GARDENING Gardening/Property Maintenance - No job too small. Whitstable area only. Tree pruning, lawn mowing/tidying, hedge trimming, fencing, carpentry/woodwork projects for gardens. Call 07835 665 707 PARTIES Candles and Home Accessories? Quality fragrant candles in a variety of shapes, colours and sizes. Tri-Glow Reed Diffusers. Have an evening/coffee morning with friends and host a candle party. Monthly Hostess/Guest specials. Call: Karen 07956 575980  www.candlesulite.com RETAILERS *Ripple Farm Organics* ORGANIC  &  LOCAL Crundale, Canterbury  CT4 7EB. Boxes delivered to your area. 01227 730898 (answer-phone) www.ripplefarmorganics.co.uk Sunlock Blinds - Blinds for home conservatory or office. Made to measure, vertical, venetians, wooden, rollers, fly-screens, outside canopies. Home visits arranged, free no obligation quotes. Free fitting service. Family-run business 32 years, 01227 281191; 07828 564082 FURTHER AFIELD Stay in our yurt, in the hills of Andalucia, southern Spain. 1hr Malaga, 30 mins coast. Perfect for walking, exploring local white villages, horse riding, relaxing. Outside BBQ eating area, small inside kitchen and bathroom, plus yurt for sleeping. Pool and internet 2mins walk. More info and pics: jackyfaulkner@hotmail.com. 
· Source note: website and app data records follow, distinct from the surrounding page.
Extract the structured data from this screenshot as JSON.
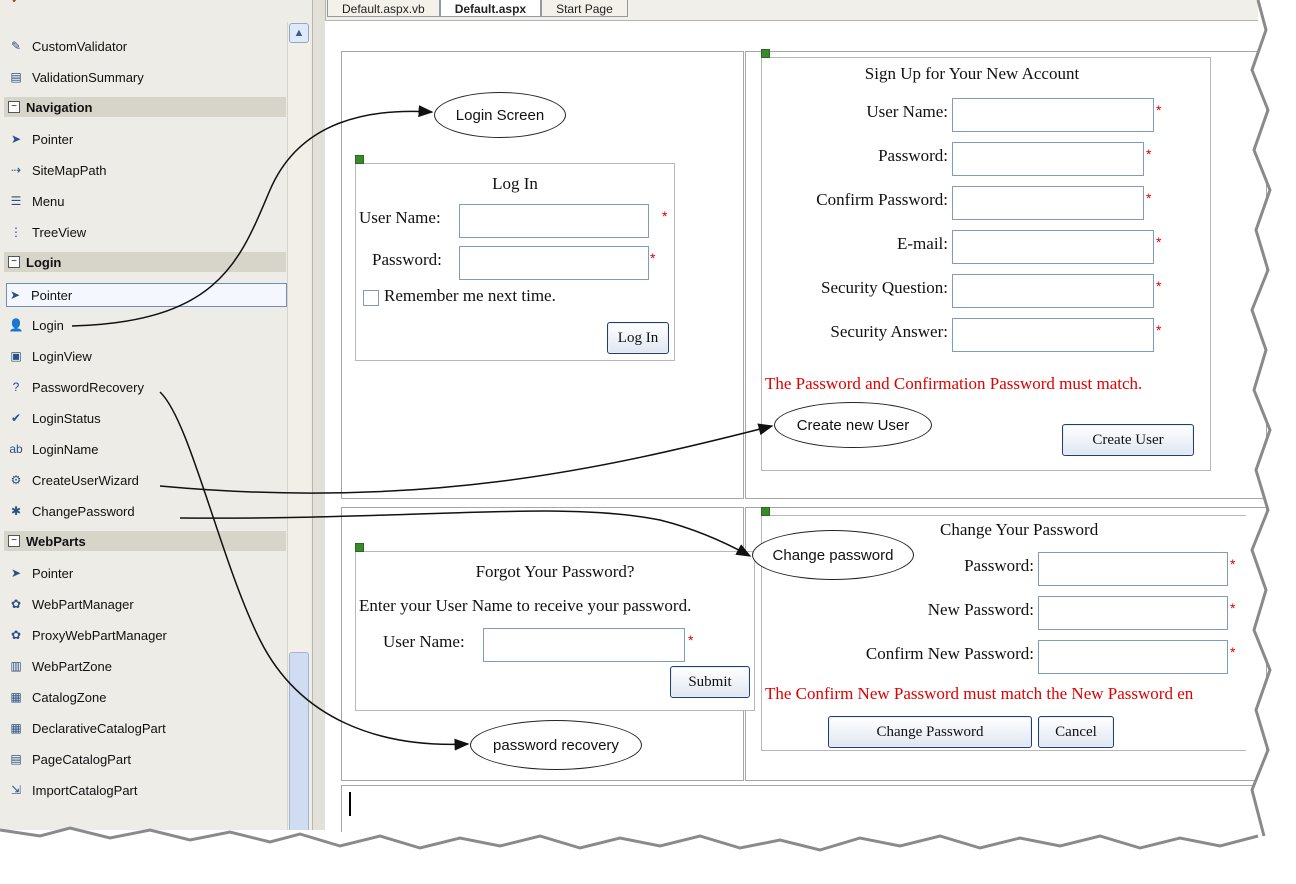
{
  "toolbox": {
    "items_top": [
      {
        "label": "CustomValidator",
        "icon": "custom-validator-icon"
      },
      {
        "label": "ValidationSummary",
        "icon": "validation-summary-icon"
      }
    ],
    "groups": [
      {
        "title": "Navigation",
        "items": [
          {
            "label": "Pointer",
            "icon": "pointer-icon"
          },
          {
            "label": "SiteMapPath",
            "icon": "sitemappath-icon"
          },
          {
            "label": "Menu",
            "icon": "menu-icon"
          },
          {
            "label": "TreeView",
            "icon": "treeview-icon"
          }
        ]
      },
      {
        "title": "Login",
        "items": [
          {
            "label": "Pointer",
            "icon": "pointer-icon"
          },
          {
            "label": "Login",
            "icon": "login-icon"
          },
          {
            "label": "LoginView",
            "icon": "loginview-icon"
          },
          {
            "label": "PasswordRecovery",
            "icon": "password-recovery-icon"
          },
          {
            "label": "LoginStatus",
            "icon": "loginstatus-icon"
          },
          {
            "label": "LoginName",
            "icon": "loginname-icon"
          },
          {
            "label": "CreateUserWizard",
            "icon": "createuserwizard-icon"
          },
          {
            "label": "ChangePassword",
            "icon": "changepassword-icon"
          }
        ]
      },
      {
        "title": "WebParts",
        "items": [
          {
            "label": "Pointer",
            "icon": "pointer-icon"
          },
          {
            "label": "WebPartManager",
            "icon": "webpartmanager-icon"
          },
          {
            "label": "ProxyWebPartManager",
            "icon": "proxywebpartmanager-icon"
          },
          {
            "label": "WebPartZone",
            "icon": "webpartzone-icon"
          },
          {
            "label": "CatalogZone",
            "icon": "catalogzone-icon"
          },
          {
            "label": "DeclarativeCatalogPart",
            "icon": "declarativecatalogpart-icon"
          },
          {
            "label": "PageCatalogPart",
            "icon": "pagecatalogpart-icon"
          },
          {
            "label": "ImportCatalogPart",
            "icon": "importcatalogpart-icon"
          }
        ]
      }
    ]
  },
  "tabs": [
    {
      "label": "Default.aspx.vb",
      "active": false
    },
    {
      "label": "Default.aspx",
      "active": true
    },
    {
      "label": "Start Page",
      "active": false
    }
  ],
  "login": {
    "title": "Log In",
    "username_label": "User Name:",
    "password_label": "Password:",
    "remember_label": "Remember me next time.",
    "button": "Log In",
    "required": "*"
  },
  "signup": {
    "title": "Sign Up for Your New Account",
    "fields": [
      {
        "label": "User Name:"
      },
      {
        "label": "Password:"
      },
      {
        "label": "Confirm Password:"
      },
      {
        "label": "E-mail:"
      },
      {
        "label": "Security Question:"
      },
      {
        "label": "Security Answer:"
      }
    ],
    "error": "The Password and Confirmation Password must match.",
    "button": "Create User"
  },
  "recovery": {
    "title": "Forgot Your Password?",
    "instructions": "Enter your User Name to receive your password.",
    "username_label": "User Name:",
    "button": "Submit"
  },
  "change": {
    "title": "Change Your Password",
    "fields": [
      {
        "label": "Password:"
      },
      {
        "label": "New Password:"
      },
      {
        "label": "Confirm New Password:"
      }
    ],
    "error": "The Confirm New Password must match the New Password en",
    "change_button": "Change Password",
    "cancel_button": "Cancel"
  },
  "callouts": {
    "login_screen": "Login Screen",
    "create_new_user": "Create new User",
    "change_password": "Change password",
    "password_recovery": "password recovery"
  },
  "colors": {
    "error": "#e00000",
    "toolbox_bg": "#eeece6",
    "group_header": "#d7d4ca"
  }
}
To be included in the listings please contact Christina@the-imp.co.uk. Non-profit events can be listed free of charge, subject to space. Deadline for November is October 19th

NOW IN WHITSTABLE


Whitstable IMP ­ Issue 11 October 2009